======== GIVEN ENTRIES ========
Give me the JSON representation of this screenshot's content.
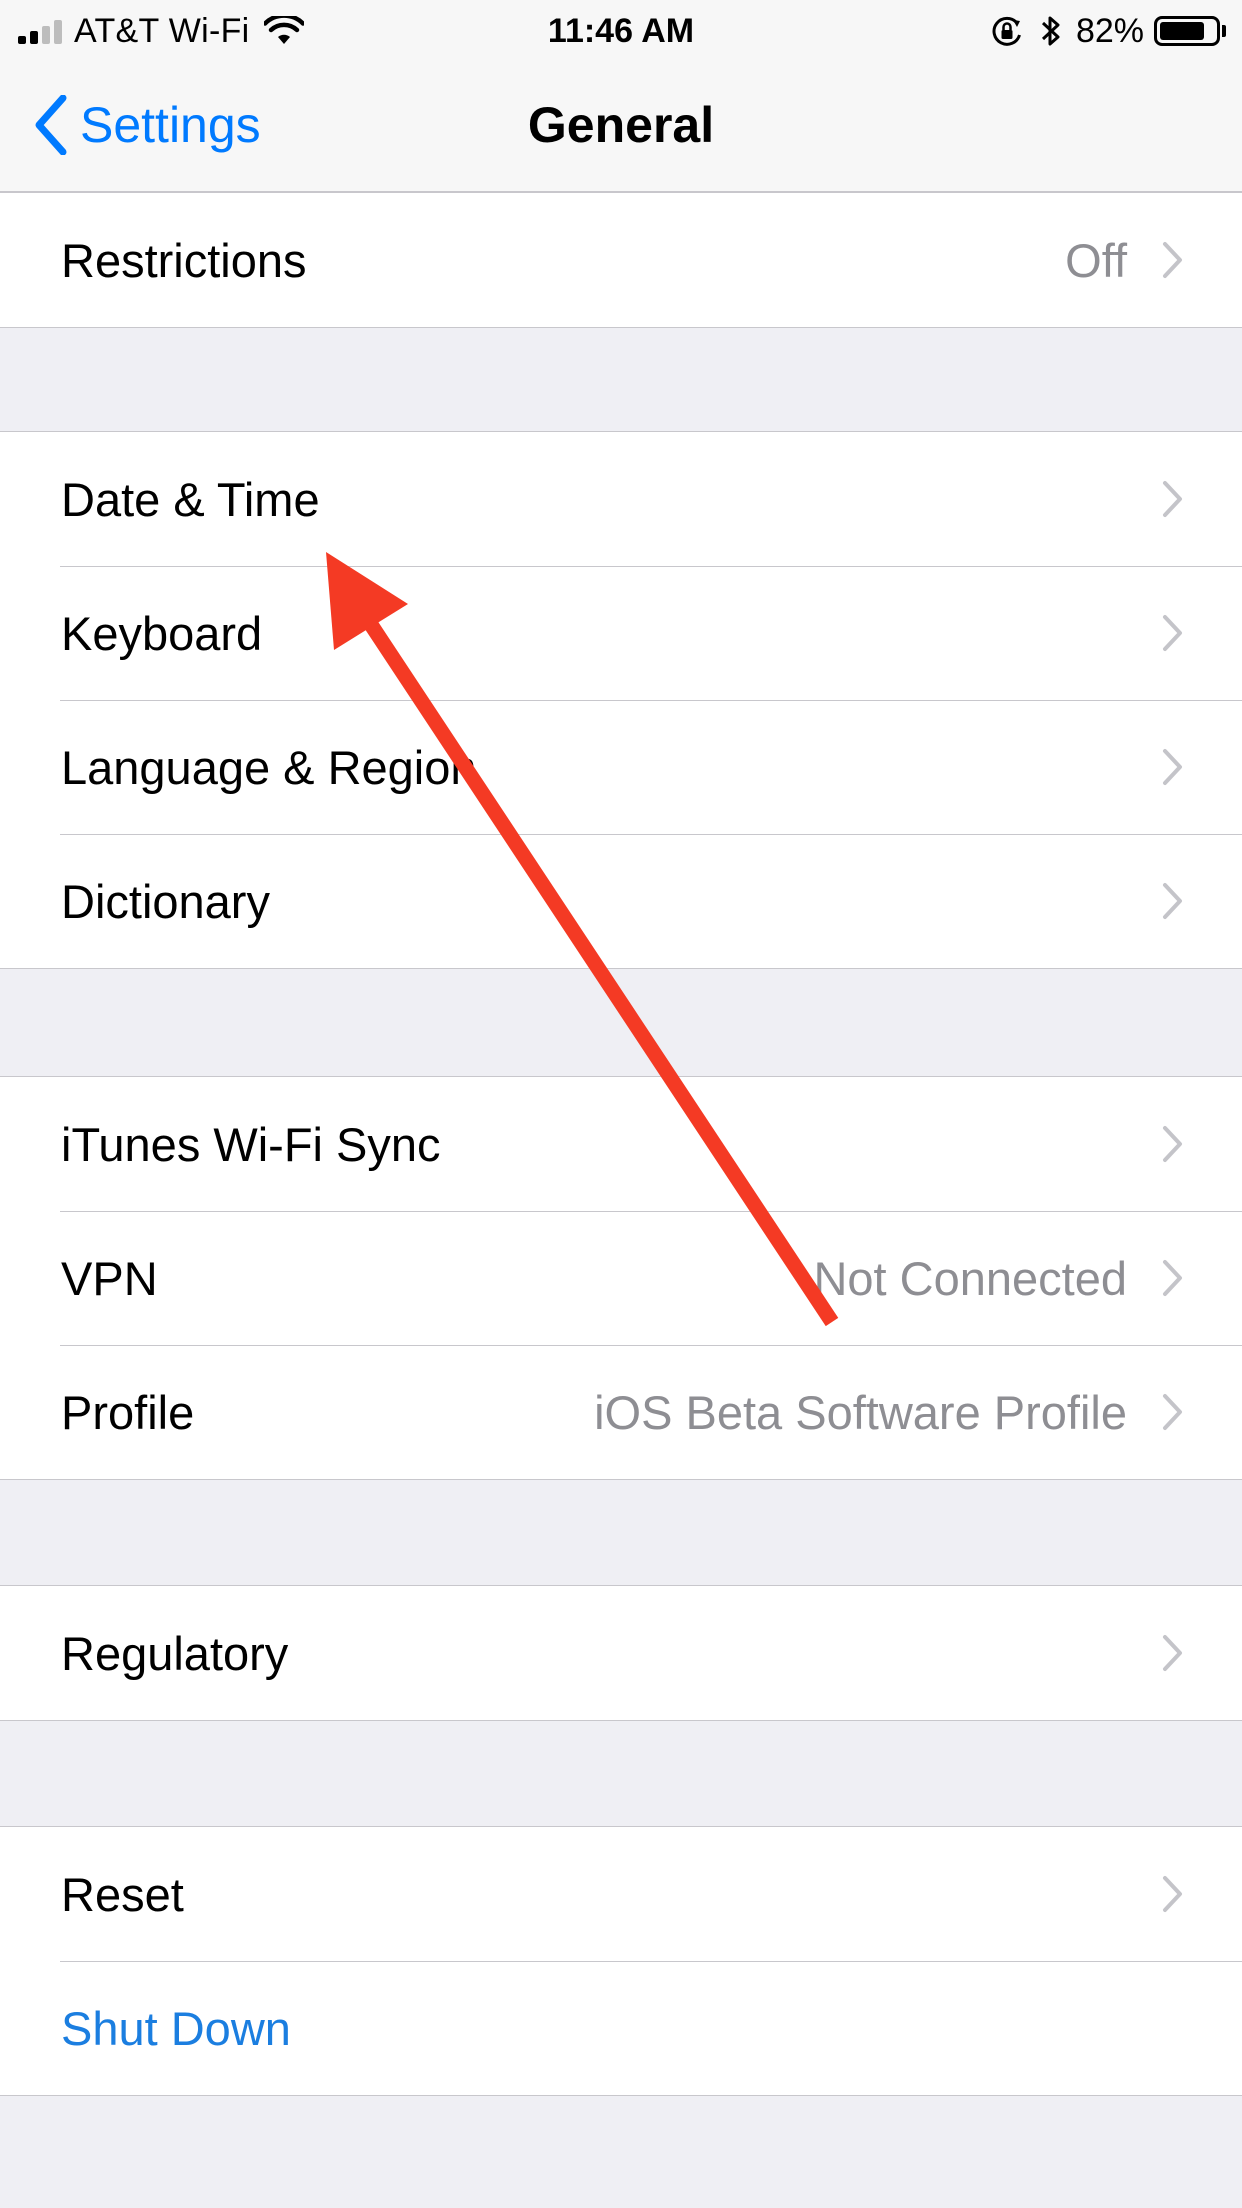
{
  "status_bar": {
    "carrier": "AT&T Wi-Fi",
    "time": "11:46 AM",
    "battery": "82%",
    "battery_level": 0.82,
    "icons": [
      "signal-bars-icon",
      "wifi-icon",
      "orientation-lock-icon",
      "bluetooth-icon",
      "battery-icon"
    ]
  },
  "nav": {
    "back_label": "Settings",
    "title": "General"
  },
  "groups": [
    {
      "rows": [
        {
          "label": "Restrictions",
          "value": "Off"
        }
      ]
    },
    {
      "rows": [
        {
          "label": "Date & Time"
        },
        {
          "label": "Keyboard"
        },
        {
          "label": "Language & Region"
        },
        {
          "label": "Dictionary"
        }
      ]
    },
    {
      "rows": [
        {
          "label": "iTunes Wi-Fi Sync"
        },
        {
          "label": "VPN",
          "value": "Not Connected"
        },
        {
          "label": "Profile",
          "value": "iOS Beta Software Profile"
        }
      ]
    },
    {
      "rows": [
        {
          "label": "Regulatory"
        }
      ]
    },
    {
      "rows": [
        {
          "label": "Reset"
        },
        {
          "label": "Shut Down"
        }
      ]
    }
  ],
  "colors": {
    "accent": "#007aff",
    "shutdown_text": "#1b7ee0",
    "annotation_arrow": "#f43a24",
    "secondary_text": "#8e8e93",
    "chevron": "#c4c4c9",
    "grouped_background": "#efeff4"
  }
}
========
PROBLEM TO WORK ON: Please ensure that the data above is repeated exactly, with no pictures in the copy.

YOUR RESPONSE:
Give me the JSON representation of this screenshot's content.
{
  "status_bar": {
    "carrier": "AT&T Wi-Fi",
    "time": "11:46 AM",
    "battery": "82%",
    "battery_level": 0.82,
    "icons": [
      "signal-bars-icon",
      "wifi-icon",
      "orientation-lock-icon",
      "bluetooth-icon",
      "battery-icon"
    ]
  },
  "nav": {
    "back_label": "Settings",
    "title": "General"
  },
  "groups": [
    {
      "rows": [
        {
          "label": "Restrictions",
          "value": "Off"
        }
      ]
    },
    {
      "rows": [
        {
          "label": "Date & Time"
        },
        {
          "label": "Keyboard"
        },
        {
          "label": "Language & Region"
        },
        {
          "label": "Dictionary"
        }
      ]
    },
    {
      "rows": [
        {
          "label": "iTunes Wi-Fi Sync"
        },
        {
          "label": "VPN",
          "value": "Not Connected"
        },
        {
          "label": "Profile",
          "value": "iOS Beta Software Profile"
        }
      ]
    },
    {
      "rows": [
        {
          "label": "Regulatory"
        }
      ]
    },
    {
      "rows": [
        {
          "label": "Reset"
        },
        {
          "label": "Shut Down"
        }
      ]
    }
  ],
  "colors": {
    "accent": "#007aff",
    "shutdown_text": "#1b7ee0",
    "annotation_arrow": "#f43a24",
    "secondary_text": "#8e8e93",
    "chevron": "#c4c4c9",
    "grouped_background": "#efeff4"
  }
}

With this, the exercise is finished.